• _Your assignment_:
Would you please copy each line of the data in which the string "this" occurs?

App and web page records:

--

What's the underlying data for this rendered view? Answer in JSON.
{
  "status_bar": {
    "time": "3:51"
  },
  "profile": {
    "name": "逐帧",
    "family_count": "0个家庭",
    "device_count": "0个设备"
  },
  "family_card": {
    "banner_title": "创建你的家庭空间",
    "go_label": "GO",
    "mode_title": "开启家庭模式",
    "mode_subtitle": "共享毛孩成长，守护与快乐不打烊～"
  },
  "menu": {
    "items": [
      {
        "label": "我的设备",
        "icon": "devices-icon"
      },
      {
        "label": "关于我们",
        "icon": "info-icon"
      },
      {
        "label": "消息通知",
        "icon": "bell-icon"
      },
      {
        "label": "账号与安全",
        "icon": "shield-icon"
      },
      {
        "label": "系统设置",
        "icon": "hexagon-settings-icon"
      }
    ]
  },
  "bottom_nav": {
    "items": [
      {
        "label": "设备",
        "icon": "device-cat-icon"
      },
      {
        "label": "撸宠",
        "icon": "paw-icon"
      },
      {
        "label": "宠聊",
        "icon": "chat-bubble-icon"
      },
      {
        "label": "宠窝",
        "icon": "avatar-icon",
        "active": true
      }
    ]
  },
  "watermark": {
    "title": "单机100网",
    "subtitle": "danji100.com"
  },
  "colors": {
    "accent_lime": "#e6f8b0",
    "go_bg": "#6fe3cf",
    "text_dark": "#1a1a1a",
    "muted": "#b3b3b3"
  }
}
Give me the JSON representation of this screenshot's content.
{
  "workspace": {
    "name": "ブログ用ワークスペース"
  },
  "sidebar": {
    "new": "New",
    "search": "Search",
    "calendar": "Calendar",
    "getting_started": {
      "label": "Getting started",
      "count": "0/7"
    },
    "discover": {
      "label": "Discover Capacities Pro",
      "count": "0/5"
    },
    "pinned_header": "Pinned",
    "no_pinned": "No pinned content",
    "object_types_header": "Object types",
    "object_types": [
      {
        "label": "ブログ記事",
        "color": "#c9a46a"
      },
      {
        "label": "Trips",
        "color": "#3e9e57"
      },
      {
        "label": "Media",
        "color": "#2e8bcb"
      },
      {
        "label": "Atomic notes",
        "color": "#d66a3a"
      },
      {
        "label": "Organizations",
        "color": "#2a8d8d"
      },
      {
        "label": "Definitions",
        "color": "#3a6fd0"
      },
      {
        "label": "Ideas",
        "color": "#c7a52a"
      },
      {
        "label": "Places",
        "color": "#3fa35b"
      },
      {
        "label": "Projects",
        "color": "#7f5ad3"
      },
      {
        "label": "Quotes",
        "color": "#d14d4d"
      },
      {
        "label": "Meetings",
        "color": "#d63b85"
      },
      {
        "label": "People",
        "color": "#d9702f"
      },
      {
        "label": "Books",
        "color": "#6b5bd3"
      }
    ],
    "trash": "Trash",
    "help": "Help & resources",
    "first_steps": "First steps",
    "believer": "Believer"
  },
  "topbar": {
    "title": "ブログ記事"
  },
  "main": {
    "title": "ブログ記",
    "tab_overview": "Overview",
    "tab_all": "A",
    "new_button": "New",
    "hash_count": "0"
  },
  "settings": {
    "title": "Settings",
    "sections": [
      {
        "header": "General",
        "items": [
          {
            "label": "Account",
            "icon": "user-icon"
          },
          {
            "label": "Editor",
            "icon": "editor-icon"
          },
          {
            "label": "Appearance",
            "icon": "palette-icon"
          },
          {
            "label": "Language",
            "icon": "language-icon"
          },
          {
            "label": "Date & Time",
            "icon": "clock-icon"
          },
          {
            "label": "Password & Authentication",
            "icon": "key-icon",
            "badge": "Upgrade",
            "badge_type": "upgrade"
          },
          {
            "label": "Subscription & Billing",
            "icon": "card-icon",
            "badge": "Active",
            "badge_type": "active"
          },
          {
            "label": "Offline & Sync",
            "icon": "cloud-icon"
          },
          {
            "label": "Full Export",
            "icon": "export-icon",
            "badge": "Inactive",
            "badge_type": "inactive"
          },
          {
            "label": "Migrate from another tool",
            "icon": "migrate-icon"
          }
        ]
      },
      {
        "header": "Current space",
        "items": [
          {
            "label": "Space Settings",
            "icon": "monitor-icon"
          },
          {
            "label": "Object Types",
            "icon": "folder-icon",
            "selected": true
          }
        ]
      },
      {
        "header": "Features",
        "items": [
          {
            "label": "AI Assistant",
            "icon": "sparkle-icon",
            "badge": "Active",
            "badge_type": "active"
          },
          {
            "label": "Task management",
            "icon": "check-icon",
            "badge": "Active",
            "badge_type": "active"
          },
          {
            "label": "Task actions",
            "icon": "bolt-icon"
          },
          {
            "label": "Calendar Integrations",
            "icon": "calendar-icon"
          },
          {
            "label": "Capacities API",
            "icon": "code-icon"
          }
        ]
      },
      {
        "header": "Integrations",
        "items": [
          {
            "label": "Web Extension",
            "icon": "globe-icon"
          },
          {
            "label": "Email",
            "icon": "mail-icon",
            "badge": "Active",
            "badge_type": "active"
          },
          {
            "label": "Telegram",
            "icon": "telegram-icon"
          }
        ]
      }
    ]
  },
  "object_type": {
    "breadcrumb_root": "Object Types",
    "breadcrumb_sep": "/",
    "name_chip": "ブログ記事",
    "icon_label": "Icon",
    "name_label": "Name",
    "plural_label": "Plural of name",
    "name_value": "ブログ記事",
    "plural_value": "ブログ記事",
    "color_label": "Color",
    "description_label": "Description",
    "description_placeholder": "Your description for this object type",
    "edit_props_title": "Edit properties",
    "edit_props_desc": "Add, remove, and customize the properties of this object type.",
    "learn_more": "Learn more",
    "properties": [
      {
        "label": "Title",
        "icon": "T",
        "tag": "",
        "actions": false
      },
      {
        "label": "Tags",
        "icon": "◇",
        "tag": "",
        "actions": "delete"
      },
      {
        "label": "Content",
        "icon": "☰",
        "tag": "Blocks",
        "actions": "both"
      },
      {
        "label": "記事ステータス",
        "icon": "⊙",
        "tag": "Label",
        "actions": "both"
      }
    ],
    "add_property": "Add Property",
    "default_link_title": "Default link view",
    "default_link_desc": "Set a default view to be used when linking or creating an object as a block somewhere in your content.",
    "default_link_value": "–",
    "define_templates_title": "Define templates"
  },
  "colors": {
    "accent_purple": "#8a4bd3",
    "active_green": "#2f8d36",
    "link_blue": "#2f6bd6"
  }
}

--

• _Written answer_:
What's the underlying data for this rendered view? Answer in JSON.
Give me the JSON representation of this screenshot's content.
    "description_placeholder": "Your description for this object type",
    "edit_props_desc": "Add, remove, and customize the properties of this object type.",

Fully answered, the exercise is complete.